### WHAT TO WORK ON
Keeping every character intact, repeat the whole listing.

• • • • •

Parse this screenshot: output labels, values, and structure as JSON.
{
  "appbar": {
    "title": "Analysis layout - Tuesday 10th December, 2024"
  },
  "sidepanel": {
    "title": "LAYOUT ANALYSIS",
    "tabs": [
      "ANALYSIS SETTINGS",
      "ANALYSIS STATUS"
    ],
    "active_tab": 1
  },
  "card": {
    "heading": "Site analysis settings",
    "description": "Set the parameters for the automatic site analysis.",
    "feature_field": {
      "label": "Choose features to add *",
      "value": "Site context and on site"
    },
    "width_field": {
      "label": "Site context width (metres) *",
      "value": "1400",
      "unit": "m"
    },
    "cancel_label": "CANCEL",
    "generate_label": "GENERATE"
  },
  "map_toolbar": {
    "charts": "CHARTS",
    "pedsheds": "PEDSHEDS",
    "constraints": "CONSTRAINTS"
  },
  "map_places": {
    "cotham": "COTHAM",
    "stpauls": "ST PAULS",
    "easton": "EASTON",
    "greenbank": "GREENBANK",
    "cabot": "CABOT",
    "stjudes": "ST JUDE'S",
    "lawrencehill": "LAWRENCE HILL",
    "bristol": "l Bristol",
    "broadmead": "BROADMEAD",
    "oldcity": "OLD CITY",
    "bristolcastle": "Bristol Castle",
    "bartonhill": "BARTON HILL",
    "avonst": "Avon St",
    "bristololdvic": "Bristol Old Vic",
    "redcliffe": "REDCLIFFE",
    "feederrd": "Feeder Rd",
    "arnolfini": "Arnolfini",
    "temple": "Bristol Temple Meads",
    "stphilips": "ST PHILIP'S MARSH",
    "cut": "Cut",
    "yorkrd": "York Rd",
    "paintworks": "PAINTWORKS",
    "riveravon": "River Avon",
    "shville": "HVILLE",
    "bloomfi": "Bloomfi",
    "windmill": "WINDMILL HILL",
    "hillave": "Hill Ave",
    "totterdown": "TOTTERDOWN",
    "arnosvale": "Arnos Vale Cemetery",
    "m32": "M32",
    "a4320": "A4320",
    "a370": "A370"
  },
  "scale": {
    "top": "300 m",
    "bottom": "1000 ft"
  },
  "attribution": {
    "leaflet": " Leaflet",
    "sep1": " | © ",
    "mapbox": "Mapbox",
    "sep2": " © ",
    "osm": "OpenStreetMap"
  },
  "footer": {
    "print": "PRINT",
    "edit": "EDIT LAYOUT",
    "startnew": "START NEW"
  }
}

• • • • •

### REPLY
Parse this screenshot: output labels, values, and structure as JSON.
{
  "appbar": {
    "title": "Analysis layout - Tuesday 10th December, 2024"
  },
  "sidepanel": {
    "title": "LAYOUT ANALYSIS",
    "tabs": [
      "ANALYSIS SETTINGS",
      "ANALYSIS STATUS"
    ],
    "active_tab": 1
  },
  "card": {
    "heading": "Site analysis settings",
    "description": "Set the parameters for the automatic site analysis.",
    "feature_field": {
      "label": "Choose features to add *",
      "value": "Site context and on site"
    },
    "width_field": {
      "label": "Site context width (metres) *",
      "value": "1400",
      "unit": "m"
    },
    "cancel_label": "CANCEL",
    "generate_label": "GENERATE"
  },
  "map_toolbar": {
    "charts": "CHARTS",
    "pedsheds": "PEDSHEDS",
    "constraints": "CONSTRAINTS"
  },
  "map_places": {
    "cotham": "COTHAM",
    "stpauls": "ST PAULS",
    "easton": "EASTON",
    "greenbank": "GREENBANK",
    "cabot": "CABOT",
    "stjudes": "ST JUDE'S",
    "lawrencehill": "LAWRENCE HILL",
    "bristol": "l Bristol",
    "broadmead": "BROADMEAD",
    "oldcity": "OLD CITY",
    "bristolcastle": "Bristol Castle",
    "bartonhill": "BARTON HILL",
    "avonst": "Avon St",
    "bristololdvic": "Bristol Old Vic",
    "redcliffe": "REDCLIFFE",
    "feederrd": "Feeder Rd",
    "arnolfini": "Arnolfini",
    "temple": "Bristol Temple Meads",
    "stphilips": "ST PHILIP'S MARSH",
    "cut": "Cut",
    "yorkrd": "York Rd",
    "paintworks": "PAINTWORKS",
    "riveravon": "River Avon",
    "shville": "HVILLE",
    "bloomfi": "Bloomfi",
    "windmill": "WINDMILL HILL",
    "hillave": "Hill Ave",
    "totterdown": "TOTTERDOWN",
    "arnosvale": "Arnos Vale Cemetery",
    "m32": "M32",
    "a4320": "A4320",
    "a370": "A370"
  },
  "scale": {
    "top": "300 m",
    "bottom": "1000 ft"
  },
  "attribution": {
    "leaflet": " Leaflet",
    "sep1": " | © ",
    "mapbox": "Mapbox",
    "sep2": " © ",
    "osm": "OpenStreetMap"
  },
  "footer": {
    "print": "PRINT",
    "edit": "EDIT LAYOUT",
    "startnew": "START NEW"
  }
}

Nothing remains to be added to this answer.